Carcinoma of the pancreas
Carcinoma of the pancreas is due to ductal adenocarcinoma in about 90% of cases. The condition is clinically silent until the tumour has reached an advanced stage, when it presents with weight loss, pain, and/or jaundice. Late presentation largely explains its poor prognosis, with about 5% survival at 5 years. The condition is about twice as common in those with obesity or type 2 diabetes as in those without. Conversely, diabetes is present in up to 50% of those with carcinoma of the pancreas, and the diagnosis of diabetes often precedes the diagnosis of cancer. Tumour-associated humoral factors conferring insulin resistance may be responsible. Progression to pancreatic cancer has been shown to involve a cascade of gene mutations, of which KRAS is the most important. These occur in parallel with the development of progressive premalignant histological changes known as pancreatic intraepithelial neoplasia (PanIN) lesions. Early PanIN lesions are relatively common in the general population, and reflect the prevalence of other risk factors for pancreatic cancer. Since humoral markers are unavailable, pancreatic biopsy is impractical, and imaging techniques are expensive and carry the risk of false positives, possibilities for screening are currently limited.

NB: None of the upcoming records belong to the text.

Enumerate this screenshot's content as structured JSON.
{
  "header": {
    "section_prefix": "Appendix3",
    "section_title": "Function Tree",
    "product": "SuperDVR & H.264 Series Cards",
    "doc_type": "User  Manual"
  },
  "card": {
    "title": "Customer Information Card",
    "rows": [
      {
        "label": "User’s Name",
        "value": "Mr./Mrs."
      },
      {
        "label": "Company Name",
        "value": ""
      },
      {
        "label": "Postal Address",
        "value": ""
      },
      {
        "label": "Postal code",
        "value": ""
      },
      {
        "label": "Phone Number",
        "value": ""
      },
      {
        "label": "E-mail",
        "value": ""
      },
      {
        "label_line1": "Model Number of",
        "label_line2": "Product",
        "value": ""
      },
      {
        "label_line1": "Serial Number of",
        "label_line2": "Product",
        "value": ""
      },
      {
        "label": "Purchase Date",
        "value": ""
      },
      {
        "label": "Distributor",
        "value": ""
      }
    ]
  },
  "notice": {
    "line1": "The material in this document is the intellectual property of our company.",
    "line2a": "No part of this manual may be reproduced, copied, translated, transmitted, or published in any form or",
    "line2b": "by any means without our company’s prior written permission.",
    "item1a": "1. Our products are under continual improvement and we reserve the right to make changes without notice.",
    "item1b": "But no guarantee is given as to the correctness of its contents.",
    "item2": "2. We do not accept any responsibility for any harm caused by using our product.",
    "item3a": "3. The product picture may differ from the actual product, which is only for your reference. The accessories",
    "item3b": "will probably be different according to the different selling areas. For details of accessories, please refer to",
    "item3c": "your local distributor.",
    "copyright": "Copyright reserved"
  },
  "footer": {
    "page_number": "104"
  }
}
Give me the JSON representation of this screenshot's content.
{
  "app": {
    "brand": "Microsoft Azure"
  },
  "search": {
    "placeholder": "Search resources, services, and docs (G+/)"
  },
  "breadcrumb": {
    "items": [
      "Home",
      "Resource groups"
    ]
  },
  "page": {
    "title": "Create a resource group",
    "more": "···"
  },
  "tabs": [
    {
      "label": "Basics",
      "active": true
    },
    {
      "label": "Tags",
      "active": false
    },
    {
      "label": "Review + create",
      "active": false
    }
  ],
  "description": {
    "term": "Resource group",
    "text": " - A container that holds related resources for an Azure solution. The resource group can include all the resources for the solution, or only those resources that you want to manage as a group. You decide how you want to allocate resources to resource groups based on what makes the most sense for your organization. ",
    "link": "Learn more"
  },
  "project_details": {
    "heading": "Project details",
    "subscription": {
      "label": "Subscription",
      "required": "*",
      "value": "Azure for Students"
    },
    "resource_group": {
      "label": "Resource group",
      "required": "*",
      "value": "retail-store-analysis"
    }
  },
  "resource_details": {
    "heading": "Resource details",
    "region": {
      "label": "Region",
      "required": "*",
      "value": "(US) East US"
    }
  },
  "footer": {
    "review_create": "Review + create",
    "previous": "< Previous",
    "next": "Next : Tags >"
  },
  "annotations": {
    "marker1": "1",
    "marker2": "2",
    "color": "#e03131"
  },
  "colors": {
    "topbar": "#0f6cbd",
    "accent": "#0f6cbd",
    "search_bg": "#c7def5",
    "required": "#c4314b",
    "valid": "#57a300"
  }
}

^ Ewald N et al. Prevalence of diabetes mellitus secondary to pancreatic diseases (type 3c). Diabet Metab Res Rev 2012;28:338-42